Professor Ulf Leonhardt and Dr Thomas Philbin, from the University of St Andrews in Scotland, have worked out a way of reversing this phenomenon, known as the Casimir force, so that it repels instead of attracts.More info at Telegraph.co.uk.
Their discovery could ultimately lead to frictionless micro-machines with moving parts that levitate But they say that, in principle at least, the same effect could be used to levitate bigger objects too, even a person.
The Casimir force is a consequence of quantum mechanics, the theory that describes the world of atoms and subatomic particles that is not only the most successful theory of physics but also the most baffling.

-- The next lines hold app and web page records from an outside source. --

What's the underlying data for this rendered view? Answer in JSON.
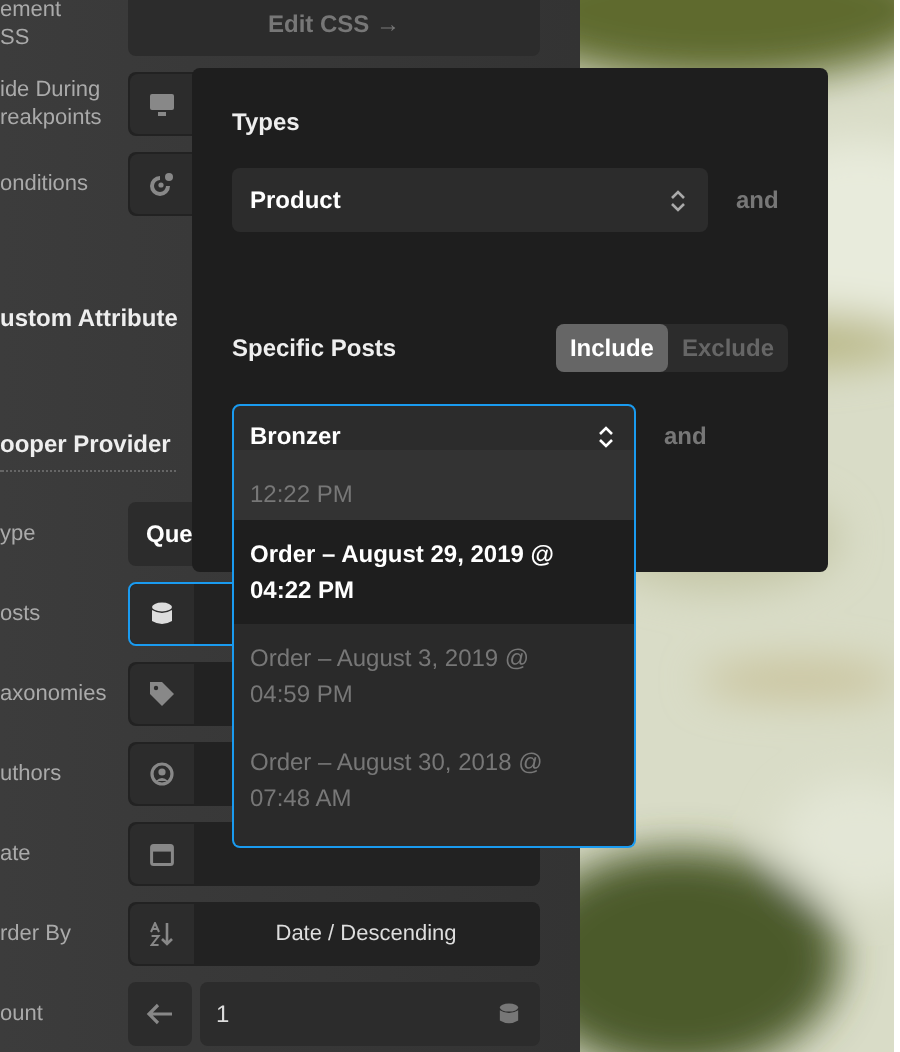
{
  "settings": {
    "rows": [
      {
        "label_lines": [
          "ement",
          "SS"
        ],
        "kind": "button",
        "value": "Edit CSS →"
      },
      {
        "label_lines": [
          "ide During",
          "reakpoints"
        ],
        "kind": "monitor"
      },
      {
        "label_lines": [
          "onditions"
        ],
        "kind": "conditions"
      }
    ],
    "headings": [
      "ustom Attribute",
      "ooper Provider"
    ],
    "provider_rows": [
      {
        "label": "ype",
        "kind": "select",
        "value": "Que"
      },
      {
        "label": "osts",
        "kind": "database",
        "focused": true
      },
      {
        "label": "axonomies",
        "kind": "tag",
        "focused": false
      },
      {
        "label": "uthors",
        "kind": "user",
        "focused": false
      },
      {
        "label": "ate",
        "kind": "calendar",
        "focused": false
      },
      {
        "label": "rder By",
        "kind": "sort",
        "value": "Date / Descending"
      },
      {
        "label": "ount",
        "kind": "count",
        "value": "1"
      }
    ]
  },
  "popover": {
    "types_label": "Types",
    "types_value": "Product",
    "types_and": "and",
    "posts_label": "Specific Posts",
    "toggle": [
      {
        "label": "Include",
        "selected": true
      },
      {
        "label": "Exclude",
        "selected": false
      }
    ],
    "posts_value": "Bronzer",
    "posts_and": "and",
    "options": [
      {
        "lines": [
          "12:22 PM"
        ],
        "selected": false
      },
      {
        "lines": [
          "Order – August 29, 2019 @",
          "04:22 PM"
        ],
        "selected": true
      },
      {
        "lines": [
          "Order – August 3, 2019 @",
          "04:59 PM"
        ],
        "selected": false
      },
      {
        "lines": [
          "Order – August 30, 2018 @",
          "07:48 AM"
        ],
        "selected": false
      }
    ]
  }
}
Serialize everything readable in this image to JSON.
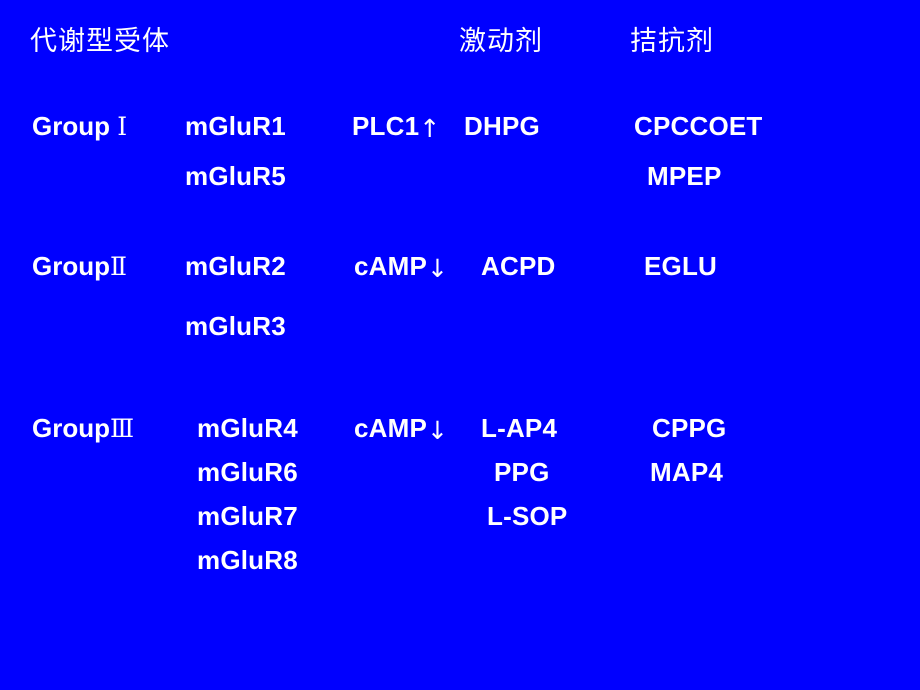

The force is due to neither electrical charge or gravity, for example, but the fluctuations in all-pervasive energy fields in the intervening empty space between the objects and is one reason atoms stick together, also explaining a “dry glue” effect that enables a gecko to walk across a ceiling.
Now, using a special lens of a kind that has already been built, Prof Ulf Leonhardt and Dr Thomas Philbin report in the New Journal of Physics they can engineer the Casimir force to repel, rather than attract.
Because the Casimir force causes problems for nanotechnologists, who are trying to build electrical circuits and tiny mechanical devices on silicon chips, among other things, the team believes the feat could initially be used to stop tiny objects from sticking to each other.
Scientists prove levitation is feasible
Posted on Saturday, Aug 11 2007 @ 09:25 CEST by Thomas De Maesschalck